**WHAT THE TASK ASKS:** Say how many lines of the data below have the word "this" in them. Add nothing else.

= Beginning of Section =

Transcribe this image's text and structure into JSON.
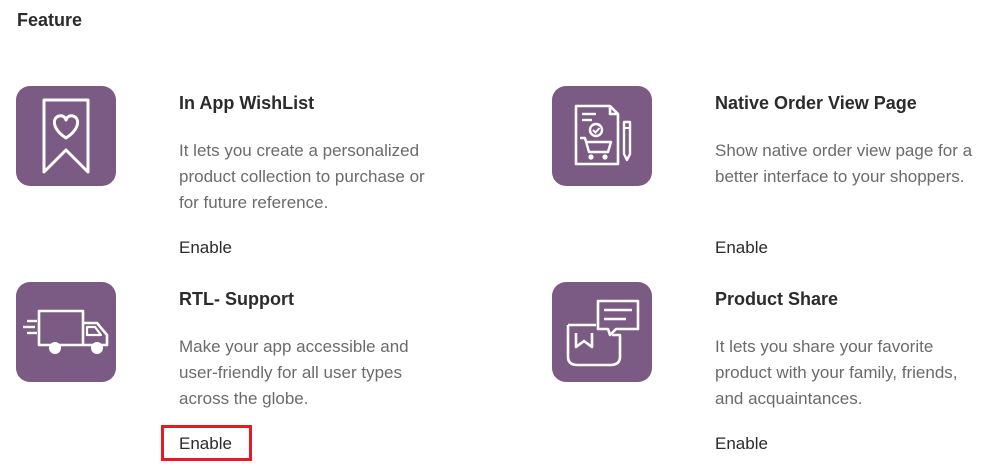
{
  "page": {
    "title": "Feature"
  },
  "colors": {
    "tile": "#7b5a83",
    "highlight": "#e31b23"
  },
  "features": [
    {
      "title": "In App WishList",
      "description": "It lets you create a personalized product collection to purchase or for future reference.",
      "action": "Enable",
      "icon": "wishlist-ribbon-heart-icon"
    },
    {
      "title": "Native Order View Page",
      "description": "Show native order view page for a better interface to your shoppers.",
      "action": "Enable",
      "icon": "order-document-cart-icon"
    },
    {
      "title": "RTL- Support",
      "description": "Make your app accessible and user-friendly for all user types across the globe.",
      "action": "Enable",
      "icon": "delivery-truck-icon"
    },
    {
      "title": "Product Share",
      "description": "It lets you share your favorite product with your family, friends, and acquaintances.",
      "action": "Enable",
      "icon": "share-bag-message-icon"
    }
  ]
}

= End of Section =
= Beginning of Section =

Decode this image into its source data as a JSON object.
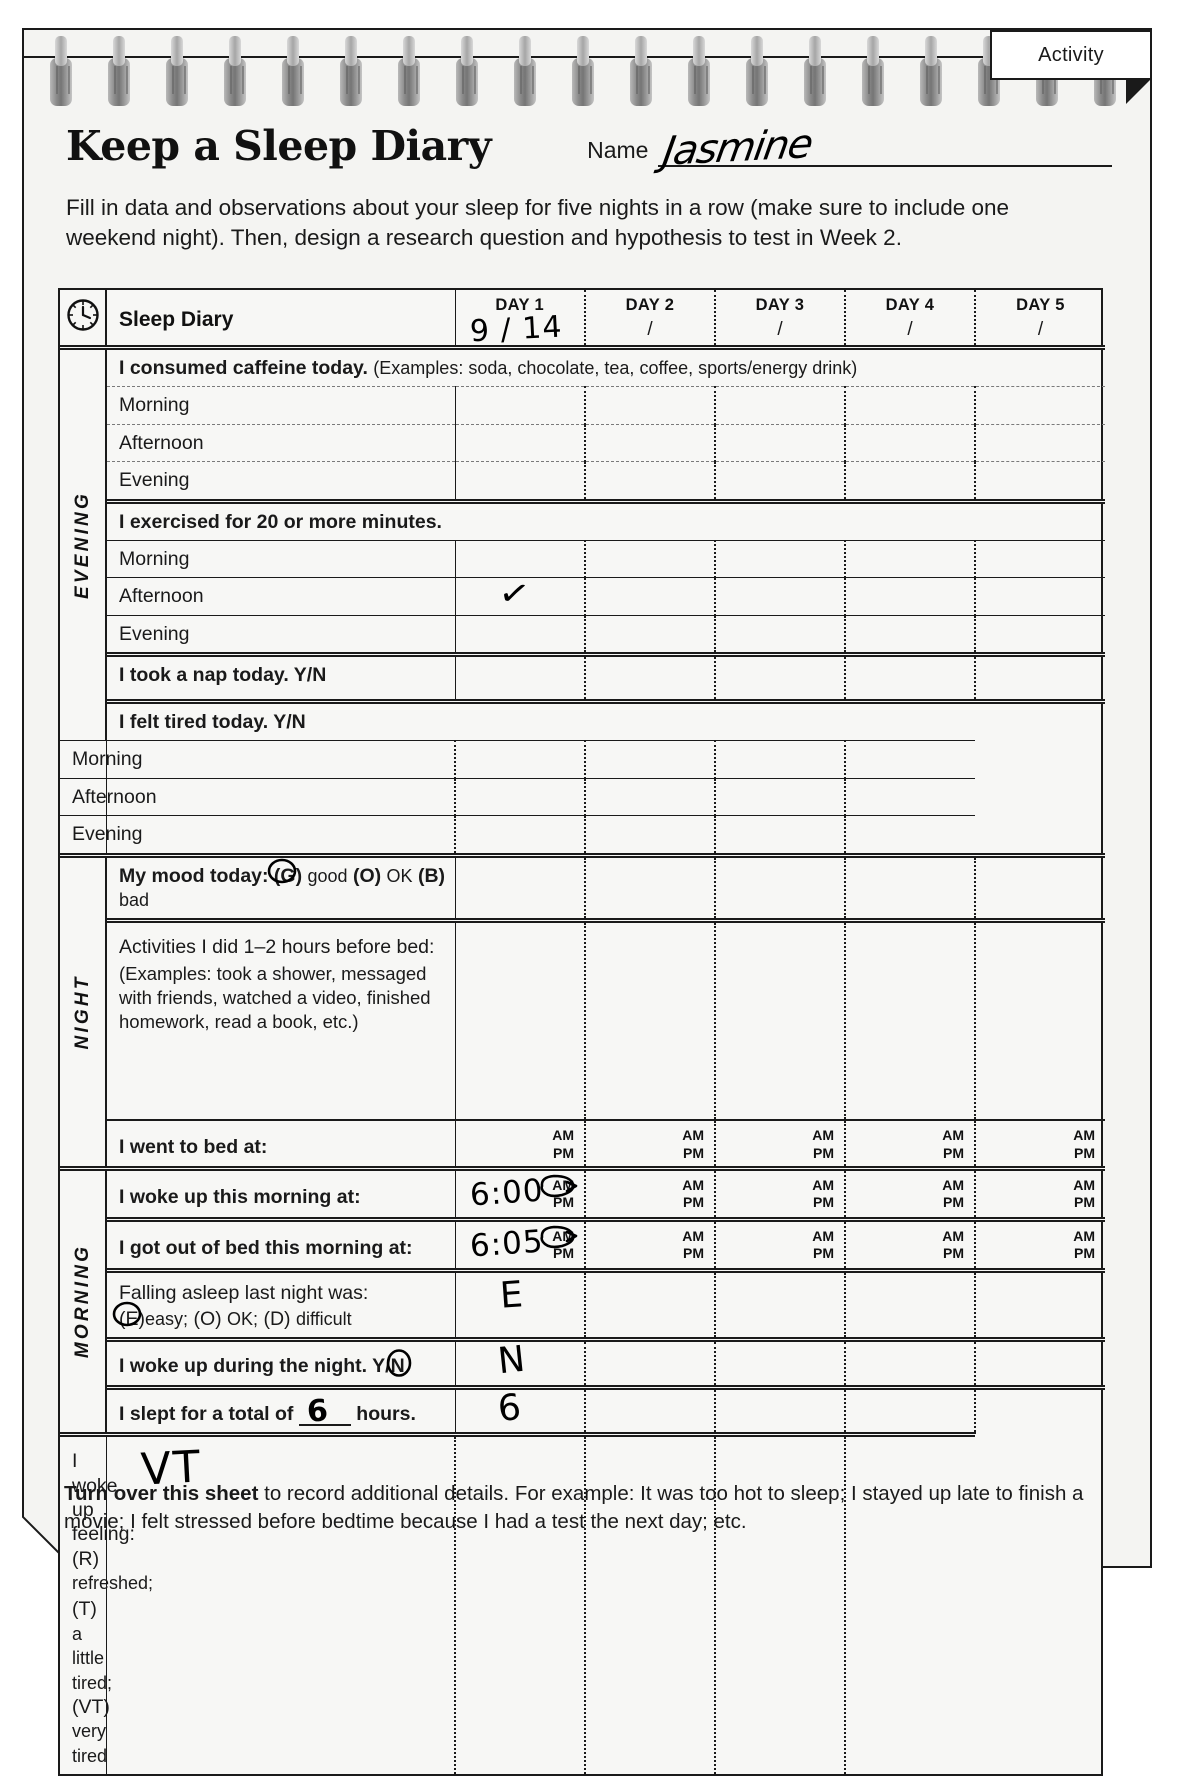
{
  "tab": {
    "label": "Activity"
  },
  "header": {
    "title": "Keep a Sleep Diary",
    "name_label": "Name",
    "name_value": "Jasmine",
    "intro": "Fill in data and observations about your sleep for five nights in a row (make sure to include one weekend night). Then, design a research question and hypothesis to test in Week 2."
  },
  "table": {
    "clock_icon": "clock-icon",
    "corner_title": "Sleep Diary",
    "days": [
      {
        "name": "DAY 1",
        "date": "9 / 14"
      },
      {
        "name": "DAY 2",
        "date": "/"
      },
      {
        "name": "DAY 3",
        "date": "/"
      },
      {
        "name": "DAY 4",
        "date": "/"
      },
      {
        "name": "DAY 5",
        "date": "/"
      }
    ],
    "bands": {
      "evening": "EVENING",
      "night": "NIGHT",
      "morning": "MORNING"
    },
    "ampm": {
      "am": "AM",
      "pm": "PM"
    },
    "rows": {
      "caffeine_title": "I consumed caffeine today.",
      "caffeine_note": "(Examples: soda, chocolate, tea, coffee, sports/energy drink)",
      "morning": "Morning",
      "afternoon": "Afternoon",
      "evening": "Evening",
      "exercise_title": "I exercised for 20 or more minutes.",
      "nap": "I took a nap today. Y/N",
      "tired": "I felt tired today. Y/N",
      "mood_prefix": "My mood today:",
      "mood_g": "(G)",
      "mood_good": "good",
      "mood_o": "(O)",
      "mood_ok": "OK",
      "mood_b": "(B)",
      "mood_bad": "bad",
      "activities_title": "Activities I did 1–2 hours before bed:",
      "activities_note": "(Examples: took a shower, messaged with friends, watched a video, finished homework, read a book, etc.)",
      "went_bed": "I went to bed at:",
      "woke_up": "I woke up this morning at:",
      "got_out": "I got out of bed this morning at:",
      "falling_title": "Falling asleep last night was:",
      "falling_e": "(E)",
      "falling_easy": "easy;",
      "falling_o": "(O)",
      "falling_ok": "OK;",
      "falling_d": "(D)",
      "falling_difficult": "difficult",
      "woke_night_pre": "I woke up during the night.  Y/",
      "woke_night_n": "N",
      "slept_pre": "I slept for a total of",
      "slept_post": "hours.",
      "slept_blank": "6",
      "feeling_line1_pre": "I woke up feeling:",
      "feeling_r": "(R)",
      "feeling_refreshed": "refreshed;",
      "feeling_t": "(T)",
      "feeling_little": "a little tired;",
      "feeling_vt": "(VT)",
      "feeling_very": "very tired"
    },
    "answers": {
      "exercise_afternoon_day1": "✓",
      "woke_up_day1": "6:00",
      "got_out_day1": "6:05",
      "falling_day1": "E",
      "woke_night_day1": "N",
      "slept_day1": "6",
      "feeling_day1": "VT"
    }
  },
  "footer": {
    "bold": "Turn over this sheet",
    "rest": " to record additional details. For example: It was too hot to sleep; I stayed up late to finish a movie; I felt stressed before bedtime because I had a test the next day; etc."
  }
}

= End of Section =
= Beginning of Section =

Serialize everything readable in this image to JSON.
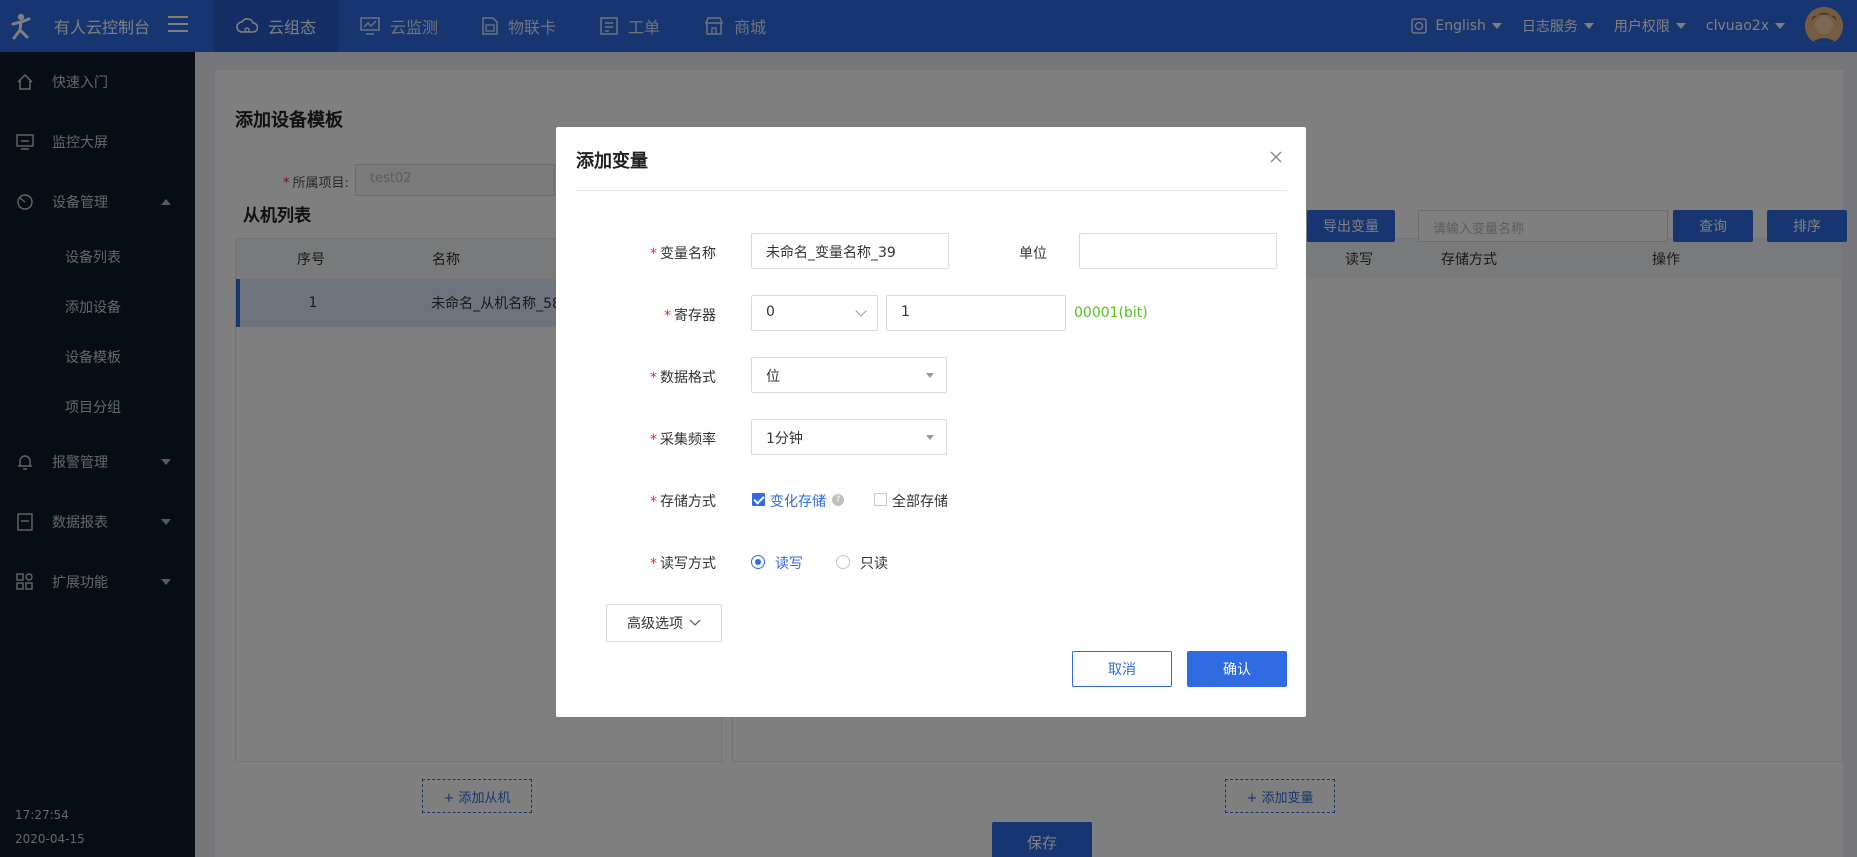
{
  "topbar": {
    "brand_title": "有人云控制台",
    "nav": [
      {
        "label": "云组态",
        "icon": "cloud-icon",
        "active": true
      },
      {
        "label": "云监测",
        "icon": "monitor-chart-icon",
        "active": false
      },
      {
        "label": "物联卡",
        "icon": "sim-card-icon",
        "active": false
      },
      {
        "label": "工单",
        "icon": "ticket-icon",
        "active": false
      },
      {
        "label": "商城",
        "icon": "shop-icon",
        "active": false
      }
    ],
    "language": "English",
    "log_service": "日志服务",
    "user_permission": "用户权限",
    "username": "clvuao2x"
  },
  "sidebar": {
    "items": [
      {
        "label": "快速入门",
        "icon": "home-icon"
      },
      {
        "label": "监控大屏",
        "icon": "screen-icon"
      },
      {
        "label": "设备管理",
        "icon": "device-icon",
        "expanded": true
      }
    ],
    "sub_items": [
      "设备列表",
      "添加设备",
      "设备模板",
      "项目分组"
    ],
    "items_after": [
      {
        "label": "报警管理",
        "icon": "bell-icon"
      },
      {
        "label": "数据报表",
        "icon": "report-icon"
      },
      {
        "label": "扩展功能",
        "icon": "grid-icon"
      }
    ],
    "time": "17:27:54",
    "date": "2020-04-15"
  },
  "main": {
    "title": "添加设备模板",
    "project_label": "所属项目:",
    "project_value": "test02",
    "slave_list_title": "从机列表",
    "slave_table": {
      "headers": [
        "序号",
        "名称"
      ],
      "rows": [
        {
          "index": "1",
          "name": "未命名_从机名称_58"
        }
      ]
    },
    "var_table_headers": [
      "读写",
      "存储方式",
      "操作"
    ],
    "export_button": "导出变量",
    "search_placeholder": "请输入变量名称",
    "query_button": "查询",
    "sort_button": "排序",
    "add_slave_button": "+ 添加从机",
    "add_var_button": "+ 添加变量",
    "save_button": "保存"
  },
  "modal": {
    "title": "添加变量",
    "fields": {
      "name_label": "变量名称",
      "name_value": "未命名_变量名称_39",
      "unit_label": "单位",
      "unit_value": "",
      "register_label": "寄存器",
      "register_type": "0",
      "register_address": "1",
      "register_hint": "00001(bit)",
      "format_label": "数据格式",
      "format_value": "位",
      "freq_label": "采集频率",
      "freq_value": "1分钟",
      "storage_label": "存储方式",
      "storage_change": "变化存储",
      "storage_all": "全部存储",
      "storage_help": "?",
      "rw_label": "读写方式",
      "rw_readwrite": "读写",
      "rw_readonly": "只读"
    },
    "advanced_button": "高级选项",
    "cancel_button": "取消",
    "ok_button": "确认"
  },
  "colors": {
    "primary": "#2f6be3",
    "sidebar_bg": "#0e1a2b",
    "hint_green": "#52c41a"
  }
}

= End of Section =

**YOUR RESPONSE:** 6